[Directions for this task] Set down, exactly and with nothing added, the lines running from the one that holds "Enumerate this screenshot's" to the final line of the records. Pictures stay out of the copy.

[Recorded data]
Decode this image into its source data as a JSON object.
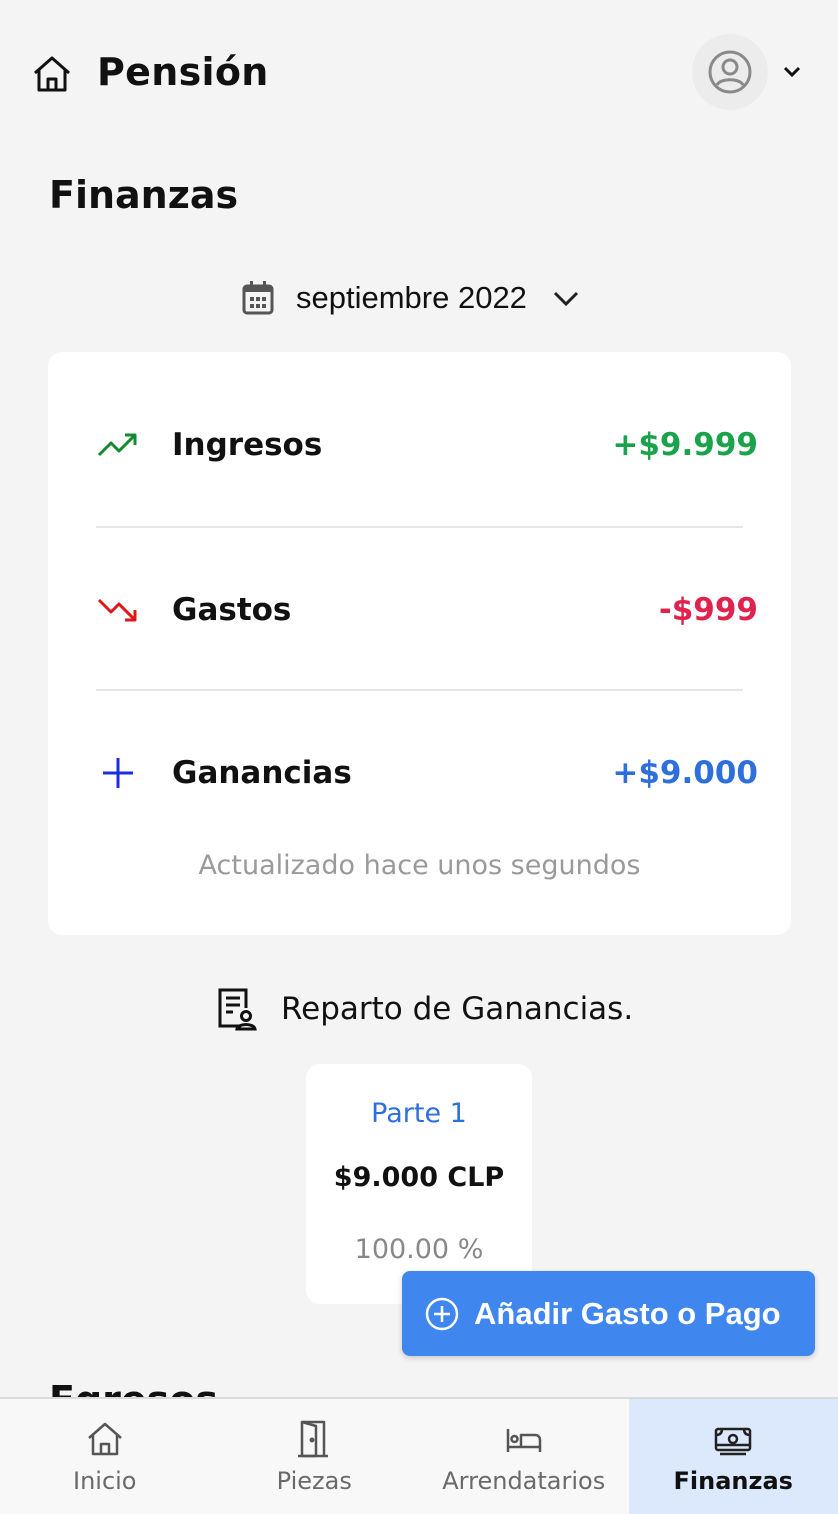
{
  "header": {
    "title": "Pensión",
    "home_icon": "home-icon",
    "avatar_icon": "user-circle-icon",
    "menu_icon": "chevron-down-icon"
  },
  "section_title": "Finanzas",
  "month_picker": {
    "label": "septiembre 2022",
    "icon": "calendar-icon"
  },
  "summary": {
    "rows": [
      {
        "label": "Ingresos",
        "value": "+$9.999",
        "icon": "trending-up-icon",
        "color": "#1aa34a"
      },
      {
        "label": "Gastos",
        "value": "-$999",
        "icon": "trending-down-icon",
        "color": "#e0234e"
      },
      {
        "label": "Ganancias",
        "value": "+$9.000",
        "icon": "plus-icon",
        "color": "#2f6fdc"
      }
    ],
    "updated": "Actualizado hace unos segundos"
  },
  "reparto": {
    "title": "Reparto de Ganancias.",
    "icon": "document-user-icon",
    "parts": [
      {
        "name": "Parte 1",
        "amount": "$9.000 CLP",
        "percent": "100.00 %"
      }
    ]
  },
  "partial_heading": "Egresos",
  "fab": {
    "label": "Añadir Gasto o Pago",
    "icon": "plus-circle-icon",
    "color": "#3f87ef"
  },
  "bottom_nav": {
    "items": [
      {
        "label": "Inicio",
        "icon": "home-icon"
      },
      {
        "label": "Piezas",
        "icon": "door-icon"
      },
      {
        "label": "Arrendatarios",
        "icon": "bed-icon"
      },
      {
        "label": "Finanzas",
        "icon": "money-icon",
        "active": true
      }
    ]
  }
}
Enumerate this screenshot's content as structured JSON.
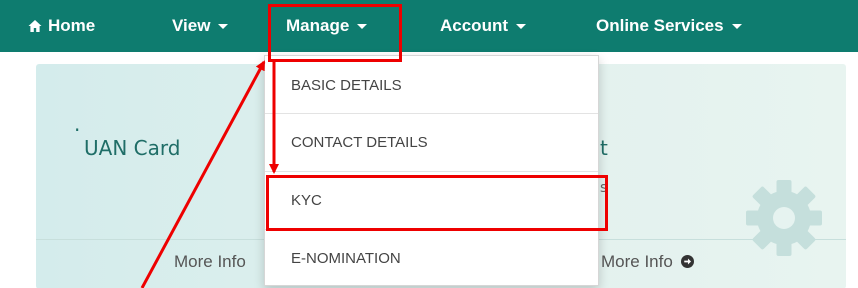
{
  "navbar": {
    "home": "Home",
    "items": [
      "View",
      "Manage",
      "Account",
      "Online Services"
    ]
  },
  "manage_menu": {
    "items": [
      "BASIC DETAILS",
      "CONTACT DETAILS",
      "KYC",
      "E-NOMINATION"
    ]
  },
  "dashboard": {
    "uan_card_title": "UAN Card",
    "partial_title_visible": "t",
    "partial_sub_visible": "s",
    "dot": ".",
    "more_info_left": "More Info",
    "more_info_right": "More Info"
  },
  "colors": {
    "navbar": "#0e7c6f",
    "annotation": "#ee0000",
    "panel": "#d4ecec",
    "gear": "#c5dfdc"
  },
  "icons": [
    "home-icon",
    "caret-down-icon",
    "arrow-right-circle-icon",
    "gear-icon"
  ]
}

[Solution for this problem]
Enumerate this screenshot's content as structured JSON.
{
  "navbar": {
    "home": "Home",
    "items": [
      "View",
      "Manage",
      "Account",
      "Online Services"
    ]
  },
  "manage_menu": {
    "items": [
      "BASIC DETAILS",
      "CONTACT DETAILS",
      "KYC",
      "E-NOMINATION"
    ]
  },
  "dashboard": {
    "uan_card_title": "UAN Card",
    "partial_title_visible": "t",
    "partial_sub_visible": "s",
    "dot": ".",
    "more_info_left": "More Info",
    "more_info_right": "More Info"
  },
  "colors": {
    "navbar": "#0e7c6f",
    "annotation": "#ee0000",
    "panel": "#d4ecec",
    "gear": "#c5dfdc"
  },
  "icons": [
    "home-icon",
    "caret-down-icon",
    "arrow-right-circle-icon",
    "gear-icon"
  ]
}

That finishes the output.